Research offers new level of control over the structure of 3-D printed materials

Nature does amazing things with limited design materials. Grass, for example, can support its own weight, resist strong wind loads, and recover after being...

Im Focus: Three Magnetic States for Each Hole

Nanometer-scale magnetic perforated grids could create new possibilities for computing. Together with international colleagues, scientists from the Helmholtz Zentrum Dresden-Rossendorf (HZDR) have shown how a cobalt grid can be reliably programmed at room temperature. In addition they discovered that for every hole ("antidot") three magnetic states can be configured. The results have been published in the journal "Scientific Reports".

Physicist Dr. Rantej Bali from the HZDR, together with scientists from Singapore and Australia, designed a special grid structure in a thin layer of cobalt in...

All Focus news of the innovation-report >>>

Anzeige

Anzeige

Event News

Booth and panel discussion – The Lindau Nobel Laureate Meetings at the AAAS 2017 Annual Meeting

13.02.2017 | Event News

Complex Loading versus Hidden Reserves

10.02.2017 | Event News

International Conference on Crystal Growth in Freiburg

09.02.2017 | Event News

 
Latest News

Microhotplates for a smart gas sensor

22.02.2017 | Power and Electrical Engineering

Scientists unlock ability to generate new sensory hair cells

22.02.2017 | Life Sciences

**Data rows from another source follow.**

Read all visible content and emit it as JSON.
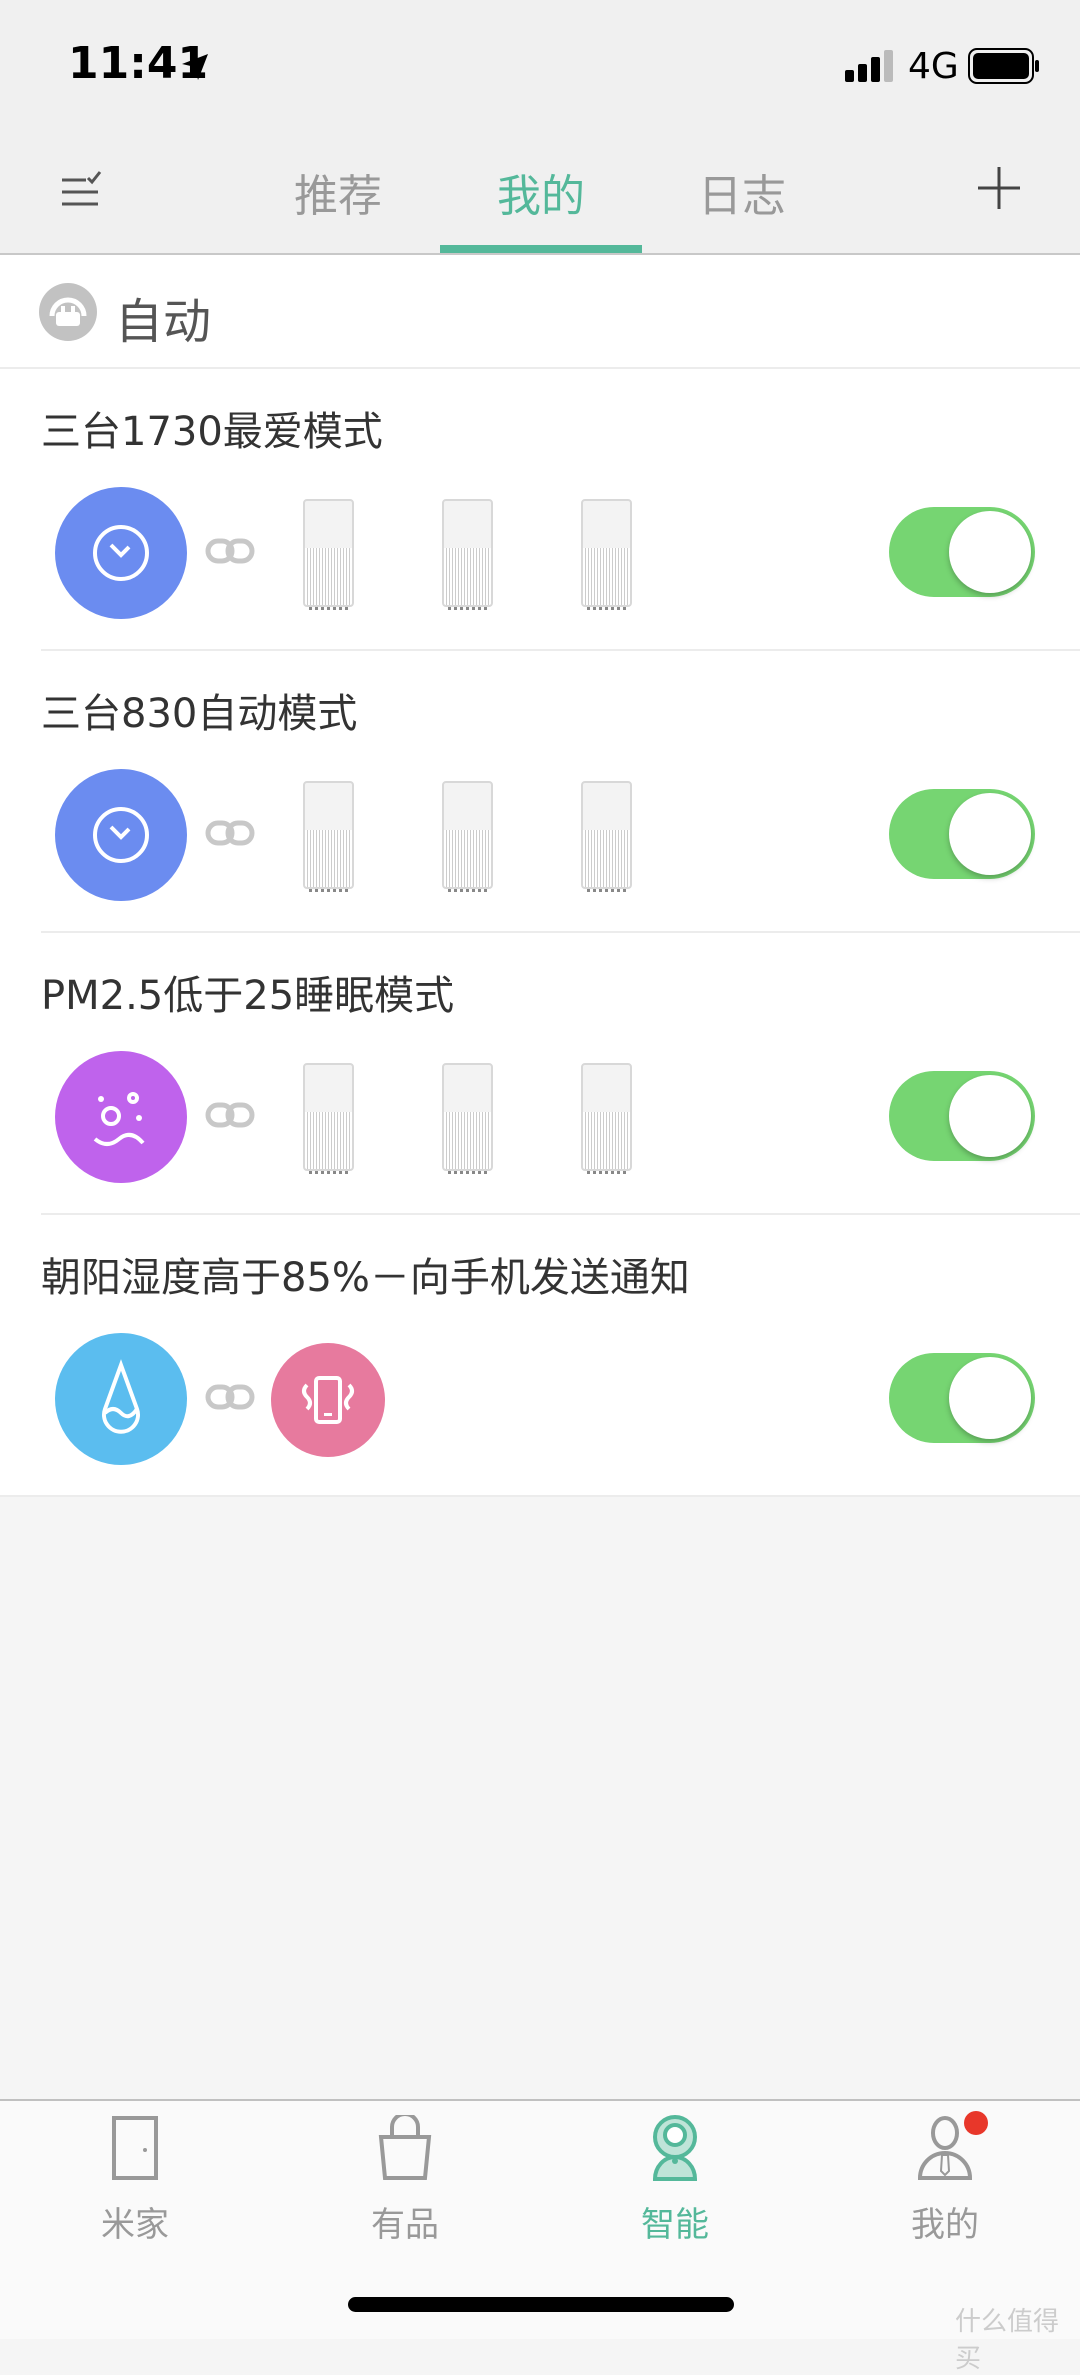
{
  "status_bar": {
    "time": "11:41",
    "network": "4G",
    "location_icon": "location-arrow-icon",
    "battery_level": 1.0
  },
  "nav": {
    "tabs": [
      {
        "label": "推荐"
      },
      {
        "label": "我的",
        "active": true
      },
      {
        "label": "日志"
      }
    ],
    "left_icon": "checklist-icon",
    "right_icon": "plus-icon",
    "accent": "#54b89a"
  },
  "section": {
    "title": "自动",
    "icon": "automation-icon"
  },
  "scenes": [
    {
      "title": "三台1730最爱模式",
      "trigger": "clock-icon",
      "trigger_color": "#6b8cf0",
      "actions": [
        "air-purifier",
        "air-purifier",
        "air-purifier"
      ],
      "enabled": true
    },
    {
      "title": "三台830自动模式",
      "trigger": "clock-icon",
      "trigger_color": "#6b8cf0",
      "actions": [
        "air-purifier",
        "air-purifier",
        "air-purifier"
      ],
      "enabled": true
    },
    {
      "title": "PM2.5低于25睡眠模式",
      "trigger": "pm25-icon",
      "trigger_color": "#bf63ec",
      "actions": [
        "air-purifier",
        "air-purifier",
        "air-purifier"
      ],
      "enabled": true
    },
    {
      "title": "朝阳湿度高于85%－向手机发送通知",
      "trigger": "humidity-drop-icon",
      "trigger_color": "#5bbdef",
      "actions": [
        "phone-notification"
      ],
      "action_color": "#e77a9e",
      "enabled": true
    }
  ],
  "tabbar": {
    "items": [
      {
        "label": "米家",
        "icon": "door-icon"
      },
      {
        "label": "有品",
        "icon": "bag-icon"
      },
      {
        "label": "智能",
        "icon": "camera-icon",
        "active": true
      },
      {
        "label": "我的",
        "icon": "profile-icon",
        "badge": true
      }
    ],
    "badge_color": "#e8372a"
  },
  "watermark": "什么值得买"
}
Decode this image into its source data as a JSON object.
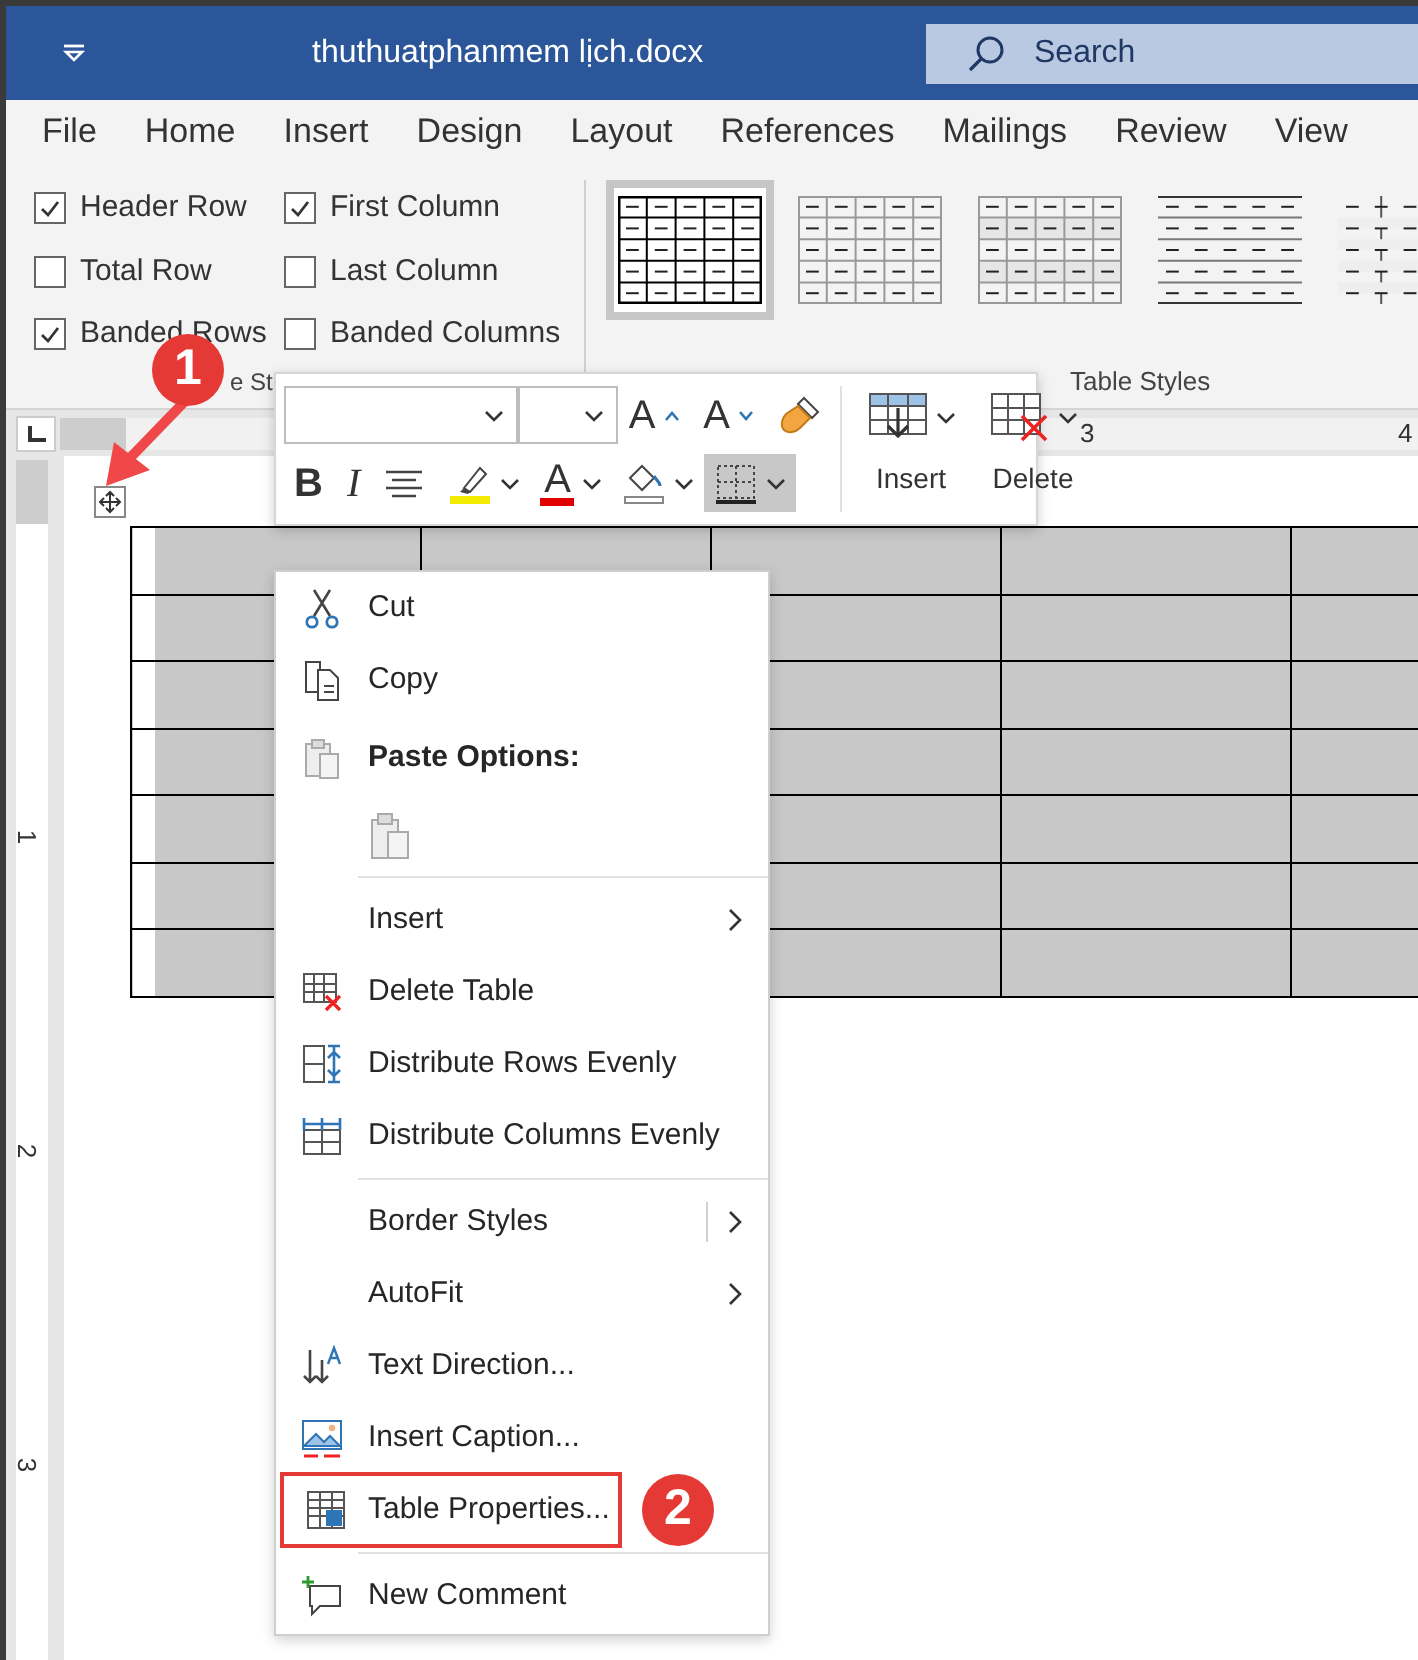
{
  "window": {
    "title": "thuthuatphanmem lịch.docx",
    "search_placeholder": "Search"
  },
  "ribbon_tabs": [
    "File",
    "Home",
    "Insert",
    "Design",
    "Layout",
    "References",
    "Mailings",
    "Review",
    "View"
  ],
  "style_options": {
    "items": [
      {
        "label": "Header Row",
        "checked": true
      },
      {
        "label": "First Column",
        "checked": true
      },
      {
        "label": "Total Row",
        "checked": false
      },
      {
        "label": "Last Column",
        "checked": false
      },
      {
        "label": "Banded Rows",
        "checked": true
      },
      {
        "label": "Banded Columns",
        "checked": false
      }
    ],
    "group_label": "e St"
  },
  "table_styles": {
    "items": [
      {
        "kind": "grid-dark",
        "selected": true
      },
      {
        "kind": "grid-light",
        "selected": false
      },
      {
        "kind": "grid-banded",
        "selected": false
      },
      {
        "kind": "lines",
        "selected": false
      },
      {
        "kind": "partial",
        "selected": false
      }
    ],
    "group_label": "Table Styles"
  },
  "horizontal_ruler": {
    "numbers": [
      "3",
      "4"
    ]
  },
  "vertical_ruler": {
    "numbers": [
      "1",
      "2",
      "3"
    ]
  },
  "document_table": {
    "shaded": true,
    "move_handle": {
      "step_badge": "1",
      "pointer_arrow": true
    }
  },
  "mini_toolbar": {
    "rows": [
      [
        {
          "kind": "font-box",
          "pressed": false
        },
        {
          "kind": "size-box",
          "pressed": false
        },
        {
          "kind": "grow-font",
          "glyph": "A",
          "pressed": false
        },
        {
          "kind": "shrink-font",
          "glyph": "A",
          "pressed": false
        },
        {
          "kind": "format-painter",
          "pressed": false
        }
      ],
      [
        {
          "kind": "bold",
          "glyph": "B",
          "pressed": false
        },
        {
          "kind": "italic",
          "glyph": "I",
          "pressed": false
        },
        {
          "kind": "align-center",
          "pressed": false
        },
        {
          "kind": "highlight",
          "dropdown": true,
          "pressed": false
        },
        {
          "kind": "font-color",
          "glyph": "A",
          "dropdown": true,
          "pressed": false
        },
        {
          "kind": "shading",
          "dropdown": true,
          "pressed": false
        },
        {
          "kind": "borders",
          "dropdown": true,
          "pressed": true
        }
      ]
    ],
    "table_buttons": [
      {
        "kind": "insert",
        "label": "Insert"
      },
      {
        "kind": "delete",
        "label": "Delete"
      }
    ]
  },
  "context_menu": [
    {
      "kind": "cut",
      "label": "Cut",
      "submenu": false,
      "highlighted": false
    },
    {
      "kind": "copy",
      "label": "Copy",
      "submenu": false,
      "highlighted": false
    },
    {
      "kind": "paste-heading",
      "label": "Paste Options:"
    },
    {
      "kind": "paste-option"
    },
    {
      "kind": "separator"
    },
    {
      "kind": "plain",
      "label": "Insert",
      "submenu": true,
      "highlighted": false
    },
    {
      "kind": "delete-table",
      "label": "Delete Table",
      "submenu": false,
      "highlighted": false
    },
    {
      "kind": "distribute-rows",
      "label": "Distribute Rows Evenly",
      "submenu": false,
      "highlighted": false
    },
    {
      "kind": "distribute-columns",
      "label": "Distribute Columns Evenly",
      "submenu": false,
      "highlighted": false
    },
    {
      "kind": "separator"
    },
    {
      "kind": "plain",
      "label": "Border Styles",
      "submenu": true,
      "split": true,
      "highlighted": false
    },
    {
      "kind": "plain",
      "label": "AutoFit",
      "submenu": true,
      "highlighted": false
    },
    {
      "kind": "text-direction",
      "label": "Text Direction...",
      "submenu": false,
      "highlighted": false
    },
    {
      "kind": "insert-caption",
      "label": "Insert Caption...",
      "submenu": false,
      "highlighted": false
    },
    {
      "kind": "table-properties",
      "label": "Table Properties...",
      "submenu": false,
      "highlighted": true,
      "step_badge": "2"
    },
    {
      "kind": "separator"
    },
    {
      "kind": "new-comment",
      "label": "New Comment",
      "submenu": false,
      "highlighted": false
    }
  ]
}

Prediction: More gas-giants will be found orbiting Sun-like stars

22.02.2017 | Physics and Astronomy

VideoLinks
B2B-VideoLinks
More VideoLinks >>>